Shortly after the Denver networks projected an Amendment 64 victory, Washington also voted to legalize small amounts of marijuana for adults by approving Initiative 502. Both measures establish a regulatory and taxation system for marijuana usage, sales and cultivation similar to that of alcohol.
“Over the past eight years in Colorado, we have argued that it is irrational to punish adults for choosing to use a product that is far less harmful than alcohol. Today, the voters agreed,” said Yes on 64 campaign co-director Mason Tvert. “Colorado will no longer have laws that steer people toward using alcohol, and adults will be free to use marijuana instead if that is what they prefer. And we will be better off as a society because of it.”
The Yes on 64 campaign organized a diverse coalition of supporters, including conservative, suburbanites, evangelicals and police. At the same time, the forces against it were formidable, including Democratic Gov. John Hickenlooper, Denver Mayor Michael Hancock and a slew of other elected officials.
Roger Sherman, campaign director for No on 64, chalked up the defeat in part to the heavy spending of national pro-pot groups led by the Marijuana Policy Project.
“We knew all along this was an uphill battle against a well-funded national movement,” said Sherman. “We appreciate the efforts of Governor John Hickenlooper, former Governors Bill Owens and Bill Ritter, Attorney General John Suthers, Mayors Michael Hancock and Steve Hogan and countless other sheriffs, county commissioners, district attorneys and local elected officials who joined with the business community and citizens of Colorado to oppose this ill-conceived amendment.
“We can only hope that our concerns and fears about amending the Constitution to make Colorado the first state to legalize the recreational use of marijuana do not come true,” said Sherman.
The question now becomes whether federal authorities will agree to allow Colorado to regulate recreational marijuana in defiance of federal laws. The Justice Department said in a 2009 memo that it would take a hands-off approach to states that allow medical marijuana, although that hasn’t stopped federal raids on dispensaries in California and Colorado.
Rob Kampia, director of the Marijuana Policy Project, vowed that Colorado would “show the world what a properly regulated marijuana system looks like.”
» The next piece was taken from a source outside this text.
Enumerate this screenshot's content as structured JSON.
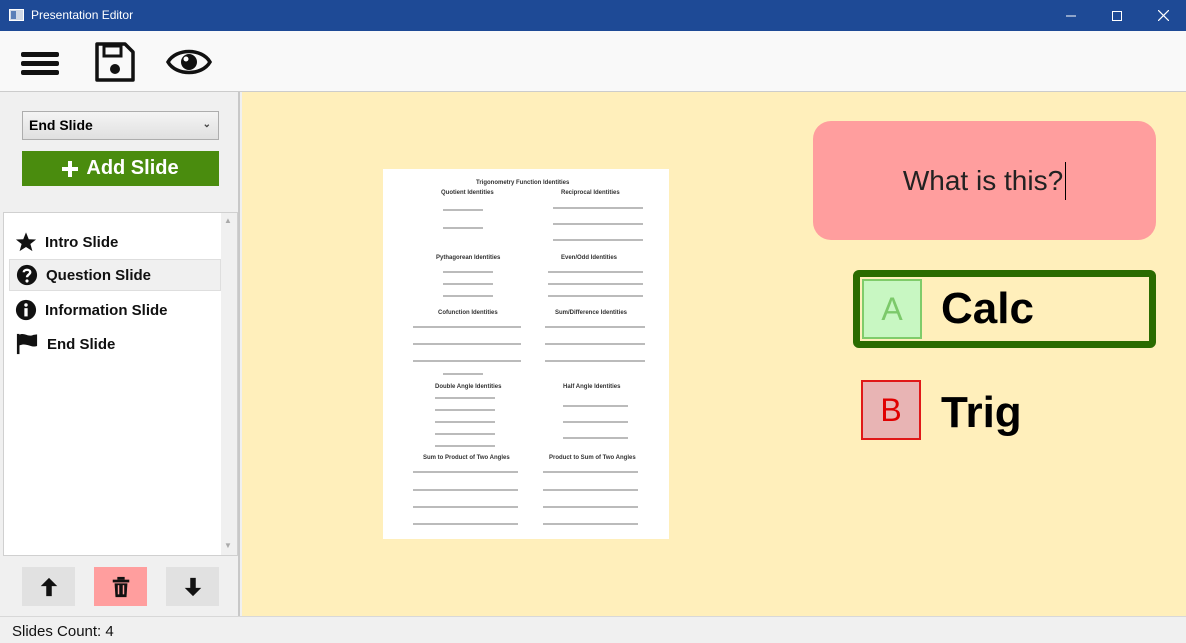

“It will serve as a model for other states and, in fact, the rest of the world,” said Kampia. “It is impossible to overstate the significance of this victory.”